**Work order:** Whenever a line in the records below contains "value", pick it out.

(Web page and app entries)

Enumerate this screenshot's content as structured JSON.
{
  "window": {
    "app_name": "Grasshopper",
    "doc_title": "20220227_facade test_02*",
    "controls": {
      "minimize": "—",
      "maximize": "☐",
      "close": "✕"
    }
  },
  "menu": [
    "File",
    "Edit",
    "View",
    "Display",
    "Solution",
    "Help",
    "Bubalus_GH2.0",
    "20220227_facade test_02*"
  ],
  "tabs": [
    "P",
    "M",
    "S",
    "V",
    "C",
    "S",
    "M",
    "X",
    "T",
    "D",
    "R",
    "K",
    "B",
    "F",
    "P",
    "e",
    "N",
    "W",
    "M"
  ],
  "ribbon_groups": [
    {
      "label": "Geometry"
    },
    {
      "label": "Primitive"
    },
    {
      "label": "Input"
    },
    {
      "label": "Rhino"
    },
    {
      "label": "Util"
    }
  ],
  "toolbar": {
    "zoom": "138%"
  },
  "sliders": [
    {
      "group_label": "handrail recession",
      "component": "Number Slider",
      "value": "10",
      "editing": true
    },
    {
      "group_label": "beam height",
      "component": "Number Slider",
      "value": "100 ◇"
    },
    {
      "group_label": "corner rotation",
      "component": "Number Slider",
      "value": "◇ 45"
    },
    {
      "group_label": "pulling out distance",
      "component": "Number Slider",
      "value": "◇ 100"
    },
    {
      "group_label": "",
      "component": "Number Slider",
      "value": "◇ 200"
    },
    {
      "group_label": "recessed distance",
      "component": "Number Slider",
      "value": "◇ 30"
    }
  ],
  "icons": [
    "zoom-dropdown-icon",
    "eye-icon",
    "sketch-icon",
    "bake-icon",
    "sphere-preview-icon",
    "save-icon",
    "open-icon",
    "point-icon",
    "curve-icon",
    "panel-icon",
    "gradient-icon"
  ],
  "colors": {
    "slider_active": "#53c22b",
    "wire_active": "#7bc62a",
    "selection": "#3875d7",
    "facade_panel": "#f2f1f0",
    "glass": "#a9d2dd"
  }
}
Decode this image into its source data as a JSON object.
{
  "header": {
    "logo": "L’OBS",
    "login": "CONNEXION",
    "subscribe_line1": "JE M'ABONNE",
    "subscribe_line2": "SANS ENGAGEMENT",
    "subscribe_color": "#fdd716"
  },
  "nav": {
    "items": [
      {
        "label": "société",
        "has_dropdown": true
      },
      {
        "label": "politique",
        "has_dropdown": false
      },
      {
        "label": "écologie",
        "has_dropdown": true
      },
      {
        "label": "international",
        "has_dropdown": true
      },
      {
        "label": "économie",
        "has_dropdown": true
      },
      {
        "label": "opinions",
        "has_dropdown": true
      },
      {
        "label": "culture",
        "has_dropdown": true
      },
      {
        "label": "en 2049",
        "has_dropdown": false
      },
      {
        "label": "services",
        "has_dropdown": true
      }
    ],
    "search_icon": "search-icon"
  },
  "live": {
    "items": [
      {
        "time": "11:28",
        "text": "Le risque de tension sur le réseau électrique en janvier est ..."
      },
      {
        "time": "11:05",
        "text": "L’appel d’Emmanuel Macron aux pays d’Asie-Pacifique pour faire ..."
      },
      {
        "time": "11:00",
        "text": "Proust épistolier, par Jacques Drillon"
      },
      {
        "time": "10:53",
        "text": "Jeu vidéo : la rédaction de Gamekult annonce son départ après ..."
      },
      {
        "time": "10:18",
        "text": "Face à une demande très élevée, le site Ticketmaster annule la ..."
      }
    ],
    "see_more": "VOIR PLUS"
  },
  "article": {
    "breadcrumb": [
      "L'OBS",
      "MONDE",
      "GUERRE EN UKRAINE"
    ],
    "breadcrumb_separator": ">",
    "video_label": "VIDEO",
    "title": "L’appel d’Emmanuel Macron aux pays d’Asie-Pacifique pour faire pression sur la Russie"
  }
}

**Problem solution:**
      "value": "10",
      "value": "100 ◇"
      "value": "◇ 45"
      "value": "◇ 100"
      "value": "◇ 200"
      "value": "◇ 30"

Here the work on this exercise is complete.